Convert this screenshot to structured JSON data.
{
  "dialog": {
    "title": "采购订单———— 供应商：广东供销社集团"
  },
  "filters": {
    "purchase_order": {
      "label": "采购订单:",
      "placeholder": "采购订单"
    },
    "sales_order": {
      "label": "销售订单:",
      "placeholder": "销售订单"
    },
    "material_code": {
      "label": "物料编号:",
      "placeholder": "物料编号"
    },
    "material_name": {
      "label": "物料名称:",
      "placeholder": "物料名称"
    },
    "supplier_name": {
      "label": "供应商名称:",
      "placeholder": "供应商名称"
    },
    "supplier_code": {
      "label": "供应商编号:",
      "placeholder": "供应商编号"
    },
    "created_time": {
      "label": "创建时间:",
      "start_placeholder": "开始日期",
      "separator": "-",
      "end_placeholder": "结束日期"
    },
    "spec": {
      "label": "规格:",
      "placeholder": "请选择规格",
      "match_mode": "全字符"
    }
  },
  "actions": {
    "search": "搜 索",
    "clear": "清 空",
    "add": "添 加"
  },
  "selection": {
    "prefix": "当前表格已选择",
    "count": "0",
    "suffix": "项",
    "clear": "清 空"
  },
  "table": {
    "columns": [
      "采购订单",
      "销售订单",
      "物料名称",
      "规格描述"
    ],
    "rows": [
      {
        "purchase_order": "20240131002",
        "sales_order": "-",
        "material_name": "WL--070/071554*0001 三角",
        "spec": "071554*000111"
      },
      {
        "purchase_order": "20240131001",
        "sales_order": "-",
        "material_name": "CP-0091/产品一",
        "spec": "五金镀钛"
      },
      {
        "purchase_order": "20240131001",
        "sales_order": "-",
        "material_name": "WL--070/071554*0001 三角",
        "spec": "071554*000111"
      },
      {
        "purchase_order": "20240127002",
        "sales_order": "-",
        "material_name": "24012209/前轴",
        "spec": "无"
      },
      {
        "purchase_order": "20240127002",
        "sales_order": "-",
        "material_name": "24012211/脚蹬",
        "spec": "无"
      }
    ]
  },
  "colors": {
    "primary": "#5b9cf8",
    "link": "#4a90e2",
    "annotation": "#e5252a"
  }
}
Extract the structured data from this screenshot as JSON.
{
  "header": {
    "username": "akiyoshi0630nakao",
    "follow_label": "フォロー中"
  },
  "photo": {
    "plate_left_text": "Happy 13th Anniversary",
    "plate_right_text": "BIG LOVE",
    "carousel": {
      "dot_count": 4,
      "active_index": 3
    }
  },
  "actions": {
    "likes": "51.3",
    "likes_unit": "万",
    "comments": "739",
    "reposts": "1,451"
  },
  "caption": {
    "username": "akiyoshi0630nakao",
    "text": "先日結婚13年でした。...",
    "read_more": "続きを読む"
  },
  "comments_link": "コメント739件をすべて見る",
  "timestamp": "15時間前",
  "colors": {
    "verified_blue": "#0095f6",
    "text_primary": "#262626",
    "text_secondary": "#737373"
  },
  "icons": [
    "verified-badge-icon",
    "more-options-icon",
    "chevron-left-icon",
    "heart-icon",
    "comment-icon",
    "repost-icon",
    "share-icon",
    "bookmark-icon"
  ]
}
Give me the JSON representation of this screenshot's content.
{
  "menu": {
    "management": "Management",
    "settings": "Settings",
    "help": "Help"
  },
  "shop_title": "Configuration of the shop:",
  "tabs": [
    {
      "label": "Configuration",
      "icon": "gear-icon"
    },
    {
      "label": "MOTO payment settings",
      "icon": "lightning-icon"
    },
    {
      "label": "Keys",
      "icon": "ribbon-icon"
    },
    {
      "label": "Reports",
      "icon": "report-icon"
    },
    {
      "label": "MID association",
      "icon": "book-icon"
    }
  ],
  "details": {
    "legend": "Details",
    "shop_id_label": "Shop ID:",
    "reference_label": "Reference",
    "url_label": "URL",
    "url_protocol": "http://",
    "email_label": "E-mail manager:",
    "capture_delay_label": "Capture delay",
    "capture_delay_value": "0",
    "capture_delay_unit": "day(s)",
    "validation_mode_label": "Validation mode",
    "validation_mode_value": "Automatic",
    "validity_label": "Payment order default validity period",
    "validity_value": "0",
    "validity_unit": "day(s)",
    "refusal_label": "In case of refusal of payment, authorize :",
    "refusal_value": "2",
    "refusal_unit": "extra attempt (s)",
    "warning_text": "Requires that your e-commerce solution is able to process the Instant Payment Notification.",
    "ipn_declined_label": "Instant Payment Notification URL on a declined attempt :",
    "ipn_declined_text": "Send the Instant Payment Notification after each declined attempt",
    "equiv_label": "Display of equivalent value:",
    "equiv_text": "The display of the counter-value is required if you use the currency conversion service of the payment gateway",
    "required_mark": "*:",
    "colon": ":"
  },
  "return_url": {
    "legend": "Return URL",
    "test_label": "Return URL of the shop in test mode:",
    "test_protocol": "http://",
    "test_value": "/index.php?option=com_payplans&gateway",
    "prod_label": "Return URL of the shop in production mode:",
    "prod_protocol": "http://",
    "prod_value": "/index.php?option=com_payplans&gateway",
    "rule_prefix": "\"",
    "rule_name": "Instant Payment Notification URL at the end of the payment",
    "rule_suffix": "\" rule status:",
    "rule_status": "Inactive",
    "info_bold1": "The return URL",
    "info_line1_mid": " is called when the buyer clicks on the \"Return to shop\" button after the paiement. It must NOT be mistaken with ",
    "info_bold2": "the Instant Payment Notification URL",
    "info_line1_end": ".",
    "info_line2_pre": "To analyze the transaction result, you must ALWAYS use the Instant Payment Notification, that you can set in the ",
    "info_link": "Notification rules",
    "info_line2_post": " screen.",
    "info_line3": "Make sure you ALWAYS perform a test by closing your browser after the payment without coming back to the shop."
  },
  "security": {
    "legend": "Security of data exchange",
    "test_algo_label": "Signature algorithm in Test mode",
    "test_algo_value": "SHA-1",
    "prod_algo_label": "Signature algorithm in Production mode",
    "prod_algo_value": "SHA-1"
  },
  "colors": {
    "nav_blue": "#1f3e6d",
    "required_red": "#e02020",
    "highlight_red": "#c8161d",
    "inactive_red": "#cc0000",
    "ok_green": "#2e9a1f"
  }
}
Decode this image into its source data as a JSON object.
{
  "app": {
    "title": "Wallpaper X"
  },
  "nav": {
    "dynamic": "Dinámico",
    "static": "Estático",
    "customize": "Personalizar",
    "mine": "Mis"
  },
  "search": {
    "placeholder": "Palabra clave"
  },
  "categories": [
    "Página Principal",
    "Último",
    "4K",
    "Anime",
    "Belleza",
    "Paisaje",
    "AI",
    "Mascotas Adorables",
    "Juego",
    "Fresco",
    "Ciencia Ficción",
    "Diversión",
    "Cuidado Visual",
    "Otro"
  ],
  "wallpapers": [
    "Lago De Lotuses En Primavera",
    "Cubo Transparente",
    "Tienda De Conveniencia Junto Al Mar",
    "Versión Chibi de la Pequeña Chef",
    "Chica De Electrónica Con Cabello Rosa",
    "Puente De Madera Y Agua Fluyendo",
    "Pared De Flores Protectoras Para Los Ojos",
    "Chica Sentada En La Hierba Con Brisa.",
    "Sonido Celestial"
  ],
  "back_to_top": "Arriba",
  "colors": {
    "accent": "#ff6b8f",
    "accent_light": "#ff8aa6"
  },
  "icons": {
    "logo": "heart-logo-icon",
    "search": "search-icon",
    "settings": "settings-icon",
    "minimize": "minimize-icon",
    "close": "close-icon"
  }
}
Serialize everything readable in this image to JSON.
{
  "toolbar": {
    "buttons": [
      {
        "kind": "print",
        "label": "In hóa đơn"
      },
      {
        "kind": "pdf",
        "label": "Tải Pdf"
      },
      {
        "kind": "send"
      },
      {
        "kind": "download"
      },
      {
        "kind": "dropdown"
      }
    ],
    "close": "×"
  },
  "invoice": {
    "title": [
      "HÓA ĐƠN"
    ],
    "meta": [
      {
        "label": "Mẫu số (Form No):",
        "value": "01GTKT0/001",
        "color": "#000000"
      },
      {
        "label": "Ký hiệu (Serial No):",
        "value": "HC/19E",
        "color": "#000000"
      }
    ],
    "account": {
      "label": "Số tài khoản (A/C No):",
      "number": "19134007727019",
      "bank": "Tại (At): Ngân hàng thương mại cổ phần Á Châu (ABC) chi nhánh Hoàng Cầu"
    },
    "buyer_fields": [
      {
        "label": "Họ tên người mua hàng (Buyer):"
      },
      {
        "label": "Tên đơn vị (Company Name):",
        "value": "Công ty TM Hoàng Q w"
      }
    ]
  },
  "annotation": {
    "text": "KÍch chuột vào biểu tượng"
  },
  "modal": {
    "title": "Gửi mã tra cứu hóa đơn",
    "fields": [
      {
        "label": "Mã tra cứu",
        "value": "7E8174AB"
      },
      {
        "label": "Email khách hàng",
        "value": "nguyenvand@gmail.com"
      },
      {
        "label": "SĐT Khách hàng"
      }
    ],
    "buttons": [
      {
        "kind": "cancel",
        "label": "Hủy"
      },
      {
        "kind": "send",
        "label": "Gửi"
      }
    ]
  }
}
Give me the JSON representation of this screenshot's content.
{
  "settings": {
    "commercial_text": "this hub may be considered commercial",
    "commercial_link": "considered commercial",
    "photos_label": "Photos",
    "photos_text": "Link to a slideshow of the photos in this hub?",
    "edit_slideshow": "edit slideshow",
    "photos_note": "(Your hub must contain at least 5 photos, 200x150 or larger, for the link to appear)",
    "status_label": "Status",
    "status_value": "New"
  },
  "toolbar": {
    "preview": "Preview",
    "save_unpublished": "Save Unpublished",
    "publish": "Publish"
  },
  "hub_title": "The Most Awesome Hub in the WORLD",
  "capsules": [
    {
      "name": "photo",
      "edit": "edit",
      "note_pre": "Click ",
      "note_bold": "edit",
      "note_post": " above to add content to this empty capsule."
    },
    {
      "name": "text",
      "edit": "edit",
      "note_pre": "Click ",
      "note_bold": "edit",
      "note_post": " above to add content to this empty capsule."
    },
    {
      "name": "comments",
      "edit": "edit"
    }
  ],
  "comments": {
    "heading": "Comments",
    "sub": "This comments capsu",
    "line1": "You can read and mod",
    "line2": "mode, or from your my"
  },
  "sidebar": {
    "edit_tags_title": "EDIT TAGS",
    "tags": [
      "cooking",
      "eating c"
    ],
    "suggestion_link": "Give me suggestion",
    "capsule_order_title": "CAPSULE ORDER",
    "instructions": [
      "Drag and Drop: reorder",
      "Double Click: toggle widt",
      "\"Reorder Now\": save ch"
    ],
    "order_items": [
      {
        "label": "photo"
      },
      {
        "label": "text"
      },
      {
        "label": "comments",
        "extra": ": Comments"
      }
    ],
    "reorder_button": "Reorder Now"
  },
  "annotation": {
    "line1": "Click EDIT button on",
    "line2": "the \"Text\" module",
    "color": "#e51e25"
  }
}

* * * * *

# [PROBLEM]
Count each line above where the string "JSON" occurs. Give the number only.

# [SOLVED EXERCISE]
6